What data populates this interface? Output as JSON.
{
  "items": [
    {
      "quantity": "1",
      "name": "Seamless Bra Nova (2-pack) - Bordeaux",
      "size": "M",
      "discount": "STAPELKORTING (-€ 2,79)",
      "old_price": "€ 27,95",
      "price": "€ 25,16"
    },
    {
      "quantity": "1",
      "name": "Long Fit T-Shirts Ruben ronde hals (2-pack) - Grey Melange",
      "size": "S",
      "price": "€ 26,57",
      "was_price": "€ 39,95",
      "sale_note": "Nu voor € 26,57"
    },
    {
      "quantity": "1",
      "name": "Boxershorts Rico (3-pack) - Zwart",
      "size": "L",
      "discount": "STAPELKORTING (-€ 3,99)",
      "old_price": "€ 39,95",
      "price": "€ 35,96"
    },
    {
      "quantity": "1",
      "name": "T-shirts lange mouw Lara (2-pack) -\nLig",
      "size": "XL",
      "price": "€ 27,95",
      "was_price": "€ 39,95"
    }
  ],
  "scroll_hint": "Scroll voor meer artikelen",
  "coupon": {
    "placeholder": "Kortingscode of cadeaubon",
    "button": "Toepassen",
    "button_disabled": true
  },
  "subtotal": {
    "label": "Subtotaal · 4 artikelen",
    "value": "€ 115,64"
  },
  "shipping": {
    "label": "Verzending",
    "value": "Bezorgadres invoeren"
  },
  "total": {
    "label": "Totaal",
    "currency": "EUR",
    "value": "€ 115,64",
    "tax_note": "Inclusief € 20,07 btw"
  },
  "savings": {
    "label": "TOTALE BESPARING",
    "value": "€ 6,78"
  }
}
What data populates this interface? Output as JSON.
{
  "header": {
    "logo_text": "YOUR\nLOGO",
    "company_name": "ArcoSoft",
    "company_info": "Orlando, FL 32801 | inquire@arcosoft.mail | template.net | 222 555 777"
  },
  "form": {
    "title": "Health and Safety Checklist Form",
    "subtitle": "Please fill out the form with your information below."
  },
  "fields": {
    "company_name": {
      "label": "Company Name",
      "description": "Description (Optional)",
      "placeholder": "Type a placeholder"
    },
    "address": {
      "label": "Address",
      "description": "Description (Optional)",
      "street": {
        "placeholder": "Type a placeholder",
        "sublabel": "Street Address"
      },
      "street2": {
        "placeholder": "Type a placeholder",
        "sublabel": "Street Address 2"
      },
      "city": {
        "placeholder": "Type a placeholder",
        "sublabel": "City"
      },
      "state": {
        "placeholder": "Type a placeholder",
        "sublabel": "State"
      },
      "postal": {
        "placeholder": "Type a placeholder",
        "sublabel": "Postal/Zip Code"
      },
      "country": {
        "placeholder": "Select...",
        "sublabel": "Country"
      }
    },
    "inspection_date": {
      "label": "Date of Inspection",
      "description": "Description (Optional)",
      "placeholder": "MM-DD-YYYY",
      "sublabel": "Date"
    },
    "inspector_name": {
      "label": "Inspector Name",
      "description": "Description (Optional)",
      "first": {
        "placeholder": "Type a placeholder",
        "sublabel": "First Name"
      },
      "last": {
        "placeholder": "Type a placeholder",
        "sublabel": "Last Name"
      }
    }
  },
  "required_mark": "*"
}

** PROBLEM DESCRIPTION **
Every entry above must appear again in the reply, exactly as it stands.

** SOLUTION FOR THIS EXERCISE **
What data populates this interface? Output as JSON.
{
  "items": [
    {
      "quantity": "1",
      "name": "Seamless Bra Nova (2-pack) - Bordeaux",
      "size": "M",
      "discount": "STAPELKORTING (-€ 2,79)",
      "old_price": "€ 27,95",
      "price": "€ 25,16"
    },
    {
      "quantity": "1",
      "name": "Long Fit T-Shirts Ruben ronde hals (2-pack) - Grey Melange",
      "size": "S",
      "price": "€ 26,57",
      "was_price": "€ 39,95",
      "sale_note": "Nu voor € 26,57"
    },
    {
      "quantity": "1",
      "name": "Boxershorts Rico (3-pack) - Zwart",
      "size": "L",
      "discount": "STAPELKORTING (-€ 3,99)",
      "old_price": "€ 39,95",
      "price": "€ 35,96"
    },
    {
      "quantity": "1",
      "name": "T-shirts lange mouw Lara (2-pack) -\nLig",
      "size": "XL",
      "price": "€ 27,95",
      "was_price": "€ 39,95"
    }
  ],
  "scroll_hint": "Scroll voor meer artikelen",
  "coupon": {
    "placeholder": "Kortingscode of cadeaubon",
    "button": "Toepassen",
    "button_disabled": true
  },
  "subtotal": {
    "label": "Subtotaal · 4 artikelen",
    "value": "€ 115,64"
  },
  "shipping": {
    "label": "Verzending",
    "value": "Bezorgadres invoeren"
  },
  "total": {
    "label": "Totaal",
    "currency": "EUR",
    "value": "€ 115,64",
    "tax_note": "Inclusief € 20,07 btw"
  },
  "savings": {
    "label": "TOTALE BESPARING",
    "value": "€ 6,78"
  }
}
What data populates this interface? Output as JSON.
{
  "header": {
    "logo_text": "YOUR\nLOGO",
    "company_name": "ArcoSoft",
    "company_info": "Orlando, FL 32801 | inquire@arcosoft.mail | template.net | 222 555 777"
  },
  "form": {
    "title": "Health and Safety Checklist Form",
    "subtitle": "Please fill out the form with your information below."
  },
  "fields": {
    "company_name": {
      "label": "Company Name",
      "description": "Description (Optional)",
      "placeholder": "Type a placeholder"
    },
    "address": {
      "label": "Address",
      "description": "Description (Optional)",
      "street": {
        "placeholder": "Type a placeholder",
        "sublabel": "Street Address"
      },
      "street2": {
        "placeholder": "Type a placeholder",
        "sublabel": "Street Address 2"
      },
      "city": {
        "placeholder": "Type a placeholder",
        "sublabel": "City"
      },
      "state": {
        "placeholder": "Type a placeholder",
        "sublabel": "State"
      },
      "postal": {
        "placeholder": "Type a placeholder",
        "sublabel": "Postal/Zip Code"
      },
      "country": {
        "placeholder": "Select...",
        "sublabel": "Country"
      }
    },
    "inspection_date": {
      "label": "Date of Inspection",
      "description": "Description (Optional)",
      "placeholder": "MM-DD-YYYY",
      "sublabel": "Date"
    },
    "inspector_name": {
      "label": "Inspector Name",
      "description": "Description (Optional)",
      "first": {
        "placeholder": "Type a placeholder",
        "sublabel": "First Name"
      },
      "last": {
        "placeholder": "Type a placeholder",
        "sublabel": "Last Name"
      }
    }
  },
  "required_mark": "*"
}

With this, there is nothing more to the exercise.